**PROMPT**. Report how many lines in the listing below include the string "cell", and write nothing more.

(EXERCISE INPUTS Opens)

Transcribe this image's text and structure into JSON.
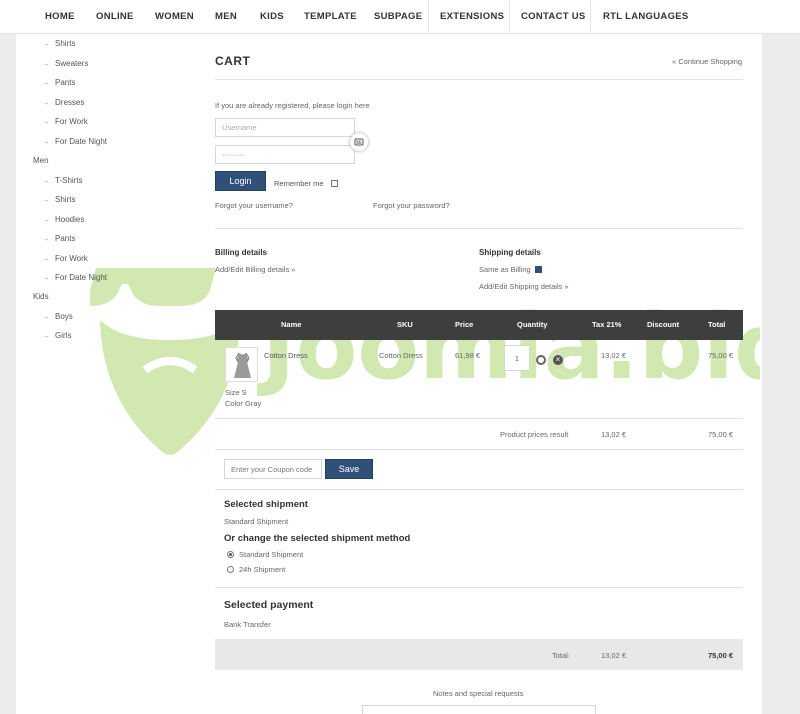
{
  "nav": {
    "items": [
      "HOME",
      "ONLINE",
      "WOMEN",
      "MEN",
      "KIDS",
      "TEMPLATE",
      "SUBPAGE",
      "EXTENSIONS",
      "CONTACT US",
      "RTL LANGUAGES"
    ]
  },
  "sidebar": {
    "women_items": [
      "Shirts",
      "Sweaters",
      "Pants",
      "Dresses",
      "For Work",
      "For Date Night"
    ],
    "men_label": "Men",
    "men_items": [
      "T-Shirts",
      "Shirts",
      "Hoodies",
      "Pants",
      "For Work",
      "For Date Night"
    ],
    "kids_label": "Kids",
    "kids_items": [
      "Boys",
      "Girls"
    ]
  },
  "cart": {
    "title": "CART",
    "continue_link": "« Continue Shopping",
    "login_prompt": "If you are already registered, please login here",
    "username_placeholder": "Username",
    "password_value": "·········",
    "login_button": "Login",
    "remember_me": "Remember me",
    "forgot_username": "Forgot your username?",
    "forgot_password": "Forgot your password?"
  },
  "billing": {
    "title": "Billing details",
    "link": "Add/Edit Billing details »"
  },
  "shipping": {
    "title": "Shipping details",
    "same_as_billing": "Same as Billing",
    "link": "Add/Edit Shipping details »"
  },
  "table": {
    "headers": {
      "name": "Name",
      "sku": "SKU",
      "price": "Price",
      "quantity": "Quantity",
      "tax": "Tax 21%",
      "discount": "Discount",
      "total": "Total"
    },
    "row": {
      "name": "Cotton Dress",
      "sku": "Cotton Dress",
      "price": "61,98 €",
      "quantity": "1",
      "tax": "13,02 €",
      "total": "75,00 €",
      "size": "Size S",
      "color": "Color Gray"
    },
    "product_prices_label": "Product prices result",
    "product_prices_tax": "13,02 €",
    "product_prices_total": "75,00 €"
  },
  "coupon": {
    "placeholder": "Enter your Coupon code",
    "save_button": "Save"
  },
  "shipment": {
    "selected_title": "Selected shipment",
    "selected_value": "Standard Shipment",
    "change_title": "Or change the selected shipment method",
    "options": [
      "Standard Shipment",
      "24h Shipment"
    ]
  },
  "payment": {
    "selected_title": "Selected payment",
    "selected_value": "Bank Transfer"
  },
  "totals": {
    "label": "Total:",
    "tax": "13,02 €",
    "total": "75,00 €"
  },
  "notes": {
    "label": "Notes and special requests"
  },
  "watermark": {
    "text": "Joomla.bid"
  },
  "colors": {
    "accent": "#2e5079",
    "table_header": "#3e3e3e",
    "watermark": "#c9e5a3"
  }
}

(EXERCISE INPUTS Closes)
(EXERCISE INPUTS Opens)

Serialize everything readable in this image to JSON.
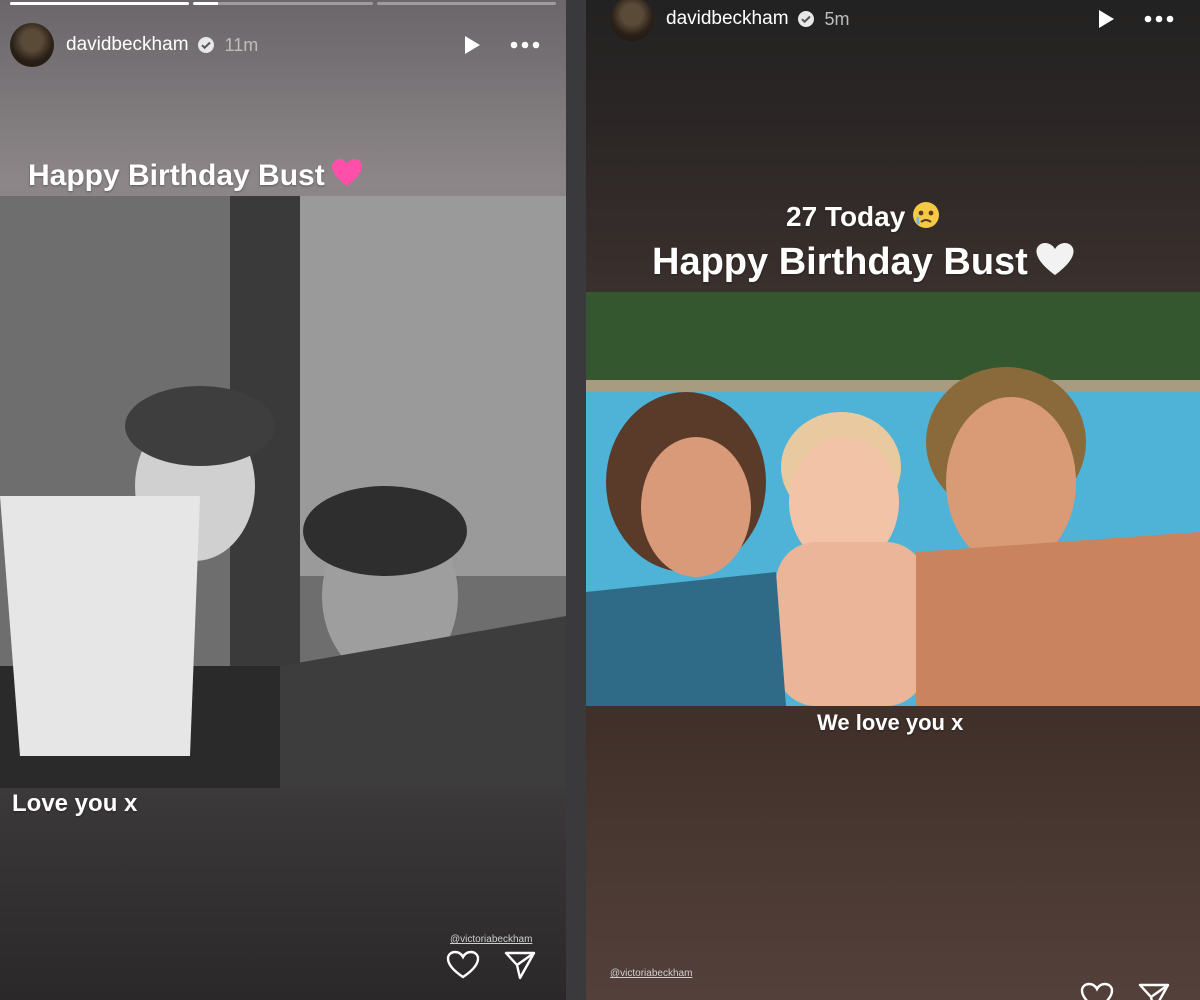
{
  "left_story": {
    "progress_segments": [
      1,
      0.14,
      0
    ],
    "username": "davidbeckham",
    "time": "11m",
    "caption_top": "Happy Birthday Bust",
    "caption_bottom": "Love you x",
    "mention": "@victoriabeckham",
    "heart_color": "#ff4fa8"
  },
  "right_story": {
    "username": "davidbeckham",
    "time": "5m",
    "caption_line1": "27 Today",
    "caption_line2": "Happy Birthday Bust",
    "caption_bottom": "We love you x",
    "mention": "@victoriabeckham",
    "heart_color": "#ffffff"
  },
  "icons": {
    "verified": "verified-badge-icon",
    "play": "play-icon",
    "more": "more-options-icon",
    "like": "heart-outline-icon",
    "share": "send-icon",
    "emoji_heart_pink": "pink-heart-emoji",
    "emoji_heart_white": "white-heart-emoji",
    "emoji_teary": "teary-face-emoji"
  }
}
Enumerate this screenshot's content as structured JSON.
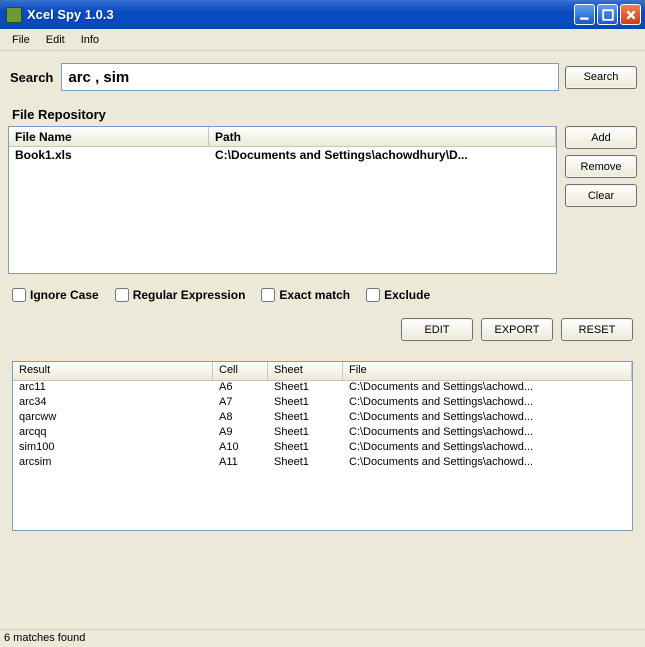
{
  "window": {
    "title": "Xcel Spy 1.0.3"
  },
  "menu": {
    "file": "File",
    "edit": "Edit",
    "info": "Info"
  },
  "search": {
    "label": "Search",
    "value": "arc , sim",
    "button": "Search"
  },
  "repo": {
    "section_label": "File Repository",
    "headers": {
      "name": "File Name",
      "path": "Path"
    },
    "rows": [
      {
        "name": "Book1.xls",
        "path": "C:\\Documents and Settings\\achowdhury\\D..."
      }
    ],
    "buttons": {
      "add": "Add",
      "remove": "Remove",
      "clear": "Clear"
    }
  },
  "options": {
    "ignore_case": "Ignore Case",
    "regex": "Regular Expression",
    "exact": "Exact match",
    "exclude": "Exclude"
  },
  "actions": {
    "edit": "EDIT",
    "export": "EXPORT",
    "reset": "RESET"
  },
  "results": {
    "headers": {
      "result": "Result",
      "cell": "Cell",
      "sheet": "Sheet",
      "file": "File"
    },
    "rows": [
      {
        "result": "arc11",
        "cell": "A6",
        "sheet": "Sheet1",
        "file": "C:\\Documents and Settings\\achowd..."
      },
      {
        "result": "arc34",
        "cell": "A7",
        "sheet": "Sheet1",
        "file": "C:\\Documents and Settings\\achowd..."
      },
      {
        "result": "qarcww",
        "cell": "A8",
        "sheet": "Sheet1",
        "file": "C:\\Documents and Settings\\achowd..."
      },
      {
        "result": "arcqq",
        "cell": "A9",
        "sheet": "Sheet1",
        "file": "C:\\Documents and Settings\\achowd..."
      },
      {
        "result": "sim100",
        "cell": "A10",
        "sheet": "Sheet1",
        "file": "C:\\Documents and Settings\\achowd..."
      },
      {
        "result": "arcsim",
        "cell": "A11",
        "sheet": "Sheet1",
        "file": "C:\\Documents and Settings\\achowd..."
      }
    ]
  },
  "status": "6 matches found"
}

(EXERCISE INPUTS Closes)

**SOLUTION TO THIS EXERCISE**. 7